Panic Attacks

People who suffer with panic attacks experience frequent attacks that involve some or all of these symptoms:

  • Racing heartbeat
  • Chest pains
  • Terror
  • Fear of dying
  • Dizziness or lightheadedness
  • Nausea
  • Flushes or chills
  • Difficulty breathing
  • Tingling or numbness
  • Feelings of unreality
  • Fear of losing control or doing something embarrassing

Panic are twice as common in women as in men. They can appear at any age in children or in the elderly but most often it begins in young adults. Not everyone who experiences panic attacks will develop panic disorder for example, many people have one attack but never have another. For those who do have panic disorder, though, it’s important to seek treatment. Untreated, the disorder can become very disabling.

Panic disorder is often accompanied by other conditions such as depression or alcoholism, and may spawn phobias, which can develop in places or situations where panic attacks have occurred. For example, if a panic attack strikes while you’re riding in a train, you may develop a fear of trains and perhaps start avoiding them.
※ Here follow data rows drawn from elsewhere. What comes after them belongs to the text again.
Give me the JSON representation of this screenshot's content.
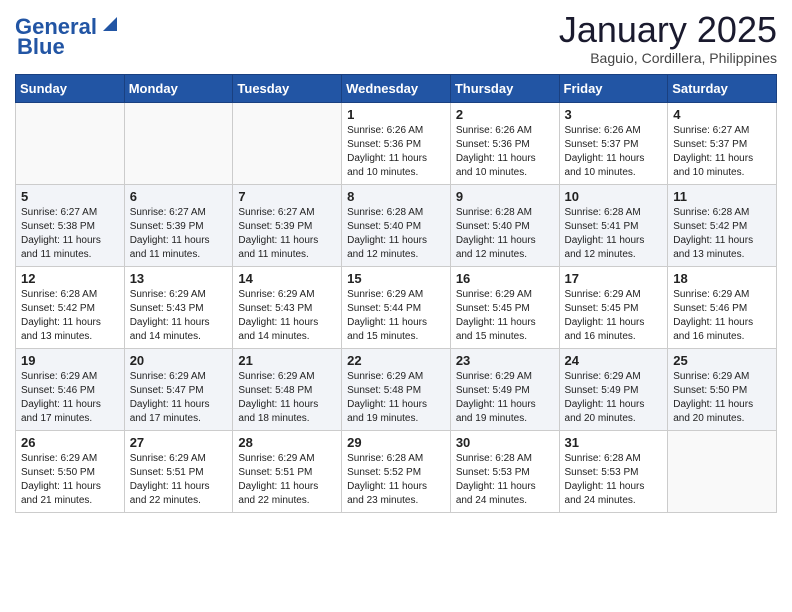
{
  "header": {
    "logo_line1": "General",
    "logo_line2": "Blue",
    "month_title": "January 2025",
    "location": "Baguio, Cordillera, Philippines"
  },
  "days_of_week": [
    "Sunday",
    "Monday",
    "Tuesday",
    "Wednesday",
    "Thursday",
    "Friday",
    "Saturday"
  ],
  "weeks": [
    [
      {
        "day": "",
        "info": ""
      },
      {
        "day": "",
        "info": ""
      },
      {
        "day": "",
        "info": ""
      },
      {
        "day": "1",
        "info": "Sunrise: 6:26 AM\nSunset: 5:36 PM\nDaylight: 11 hours and 10 minutes."
      },
      {
        "day": "2",
        "info": "Sunrise: 6:26 AM\nSunset: 5:36 PM\nDaylight: 11 hours and 10 minutes."
      },
      {
        "day": "3",
        "info": "Sunrise: 6:26 AM\nSunset: 5:37 PM\nDaylight: 11 hours and 10 minutes."
      },
      {
        "day": "4",
        "info": "Sunrise: 6:27 AM\nSunset: 5:37 PM\nDaylight: 11 hours and 10 minutes."
      }
    ],
    [
      {
        "day": "5",
        "info": "Sunrise: 6:27 AM\nSunset: 5:38 PM\nDaylight: 11 hours and 11 minutes."
      },
      {
        "day": "6",
        "info": "Sunrise: 6:27 AM\nSunset: 5:39 PM\nDaylight: 11 hours and 11 minutes."
      },
      {
        "day": "7",
        "info": "Sunrise: 6:27 AM\nSunset: 5:39 PM\nDaylight: 11 hours and 11 minutes."
      },
      {
        "day": "8",
        "info": "Sunrise: 6:28 AM\nSunset: 5:40 PM\nDaylight: 11 hours and 12 minutes."
      },
      {
        "day": "9",
        "info": "Sunrise: 6:28 AM\nSunset: 5:40 PM\nDaylight: 11 hours and 12 minutes."
      },
      {
        "day": "10",
        "info": "Sunrise: 6:28 AM\nSunset: 5:41 PM\nDaylight: 11 hours and 12 minutes."
      },
      {
        "day": "11",
        "info": "Sunrise: 6:28 AM\nSunset: 5:42 PM\nDaylight: 11 hours and 13 minutes."
      }
    ],
    [
      {
        "day": "12",
        "info": "Sunrise: 6:28 AM\nSunset: 5:42 PM\nDaylight: 11 hours and 13 minutes."
      },
      {
        "day": "13",
        "info": "Sunrise: 6:29 AM\nSunset: 5:43 PM\nDaylight: 11 hours and 14 minutes."
      },
      {
        "day": "14",
        "info": "Sunrise: 6:29 AM\nSunset: 5:43 PM\nDaylight: 11 hours and 14 minutes."
      },
      {
        "day": "15",
        "info": "Sunrise: 6:29 AM\nSunset: 5:44 PM\nDaylight: 11 hours and 15 minutes."
      },
      {
        "day": "16",
        "info": "Sunrise: 6:29 AM\nSunset: 5:45 PM\nDaylight: 11 hours and 15 minutes."
      },
      {
        "day": "17",
        "info": "Sunrise: 6:29 AM\nSunset: 5:45 PM\nDaylight: 11 hours and 16 minutes."
      },
      {
        "day": "18",
        "info": "Sunrise: 6:29 AM\nSunset: 5:46 PM\nDaylight: 11 hours and 16 minutes."
      }
    ],
    [
      {
        "day": "19",
        "info": "Sunrise: 6:29 AM\nSunset: 5:46 PM\nDaylight: 11 hours and 17 minutes."
      },
      {
        "day": "20",
        "info": "Sunrise: 6:29 AM\nSunset: 5:47 PM\nDaylight: 11 hours and 17 minutes."
      },
      {
        "day": "21",
        "info": "Sunrise: 6:29 AM\nSunset: 5:48 PM\nDaylight: 11 hours and 18 minutes."
      },
      {
        "day": "22",
        "info": "Sunrise: 6:29 AM\nSunset: 5:48 PM\nDaylight: 11 hours and 19 minutes."
      },
      {
        "day": "23",
        "info": "Sunrise: 6:29 AM\nSunset: 5:49 PM\nDaylight: 11 hours and 19 minutes."
      },
      {
        "day": "24",
        "info": "Sunrise: 6:29 AM\nSunset: 5:49 PM\nDaylight: 11 hours and 20 minutes."
      },
      {
        "day": "25",
        "info": "Sunrise: 6:29 AM\nSunset: 5:50 PM\nDaylight: 11 hours and 20 minutes."
      }
    ],
    [
      {
        "day": "26",
        "info": "Sunrise: 6:29 AM\nSunset: 5:50 PM\nDaylight: 11 hours and 21 minutes."
      },
      {
        "day": "27",
        "info": "Sunrise: 6:29 AM\nSunset: 5:51 PM\nDaylight: 11 hours and 22 minutes."
      },
      {
        "day": "28",
        "info": "Sunrise: 6:29 AM\nSunset: 5:51 PM\nDaylight: 11 hours and 22 minutes."
      },
      {
        "day": "29",
        "info": "Sunrise: 6:28 AM\nSunset: 5:52 PM\nDaylight: 11 hours and 23 minutes."
      },
      {
        "day": "30",
        "info": "Sunrise: 6:28 AM\nSunset: 5:53 PM\nDaylight: 11 hours and 24 minutes."
      },
      {
        "day": "31",
        "info": "Sunrise: 6:28 AM\nSunset: 5:53 PM\nDaylight: 11 hours and 24 minutes."
      },
      {
        "day": "",
        "info": ""
      }
    ]
  ]
}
Some people’s lives become greatly restricted they avoid normal, everyday activities such as shopping, driving, or in some cases even leaving the house. Or, they may be able to confront a feared situation only if accompanied by a spouse or other trusted person. Basically, they avoid any situation they fear would make them feel helpless if a panic attack occurs. When people’s lives become so restricted by the disorder, as happens in about one-third of all people with panic disorder, the condition is called agoraphobia. A tendency toward panic disorder and agoraphobia runs in families. Nevertheless, early treatment of panic disorder can often stop the progression to agoraphobia.

Studies have shown that proper treatment using cognitive-behavioral therapy, helps 70 to 90 percent of people with panic disorder. Significant improvement is usually seen within 6 to 8 weeks.
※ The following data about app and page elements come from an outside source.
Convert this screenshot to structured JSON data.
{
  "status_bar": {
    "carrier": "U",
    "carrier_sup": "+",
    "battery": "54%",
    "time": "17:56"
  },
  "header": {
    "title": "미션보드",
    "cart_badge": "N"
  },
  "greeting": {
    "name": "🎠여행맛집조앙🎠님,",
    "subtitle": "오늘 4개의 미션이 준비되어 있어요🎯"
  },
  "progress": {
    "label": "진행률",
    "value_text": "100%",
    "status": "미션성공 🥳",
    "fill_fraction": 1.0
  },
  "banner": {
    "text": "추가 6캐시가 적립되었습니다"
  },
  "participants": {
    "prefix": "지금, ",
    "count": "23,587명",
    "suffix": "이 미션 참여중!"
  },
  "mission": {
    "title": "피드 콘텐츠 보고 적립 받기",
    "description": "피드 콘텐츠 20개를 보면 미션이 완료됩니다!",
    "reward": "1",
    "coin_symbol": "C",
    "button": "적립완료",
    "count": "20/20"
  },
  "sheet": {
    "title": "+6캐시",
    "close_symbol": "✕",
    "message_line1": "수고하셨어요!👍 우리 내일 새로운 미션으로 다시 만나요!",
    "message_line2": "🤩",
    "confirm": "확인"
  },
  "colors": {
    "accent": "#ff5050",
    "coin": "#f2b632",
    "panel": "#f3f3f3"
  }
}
Cognitive-behavioral approaches teach patients how to view the panic situations differently and demonstrate ways to reduce anxiety, using breathing exercises or techniques to refocus attention, for example. Another technique used in cognitive- behavioral therapy, called exposure therapy, can often help alleviate the phobias that may result from panic disorder. In exposure therapy, people are very slowly exposed to the fearful situation until they become desensitized to it.  Call Chris on 01803 557681 for a free no obligation consultation.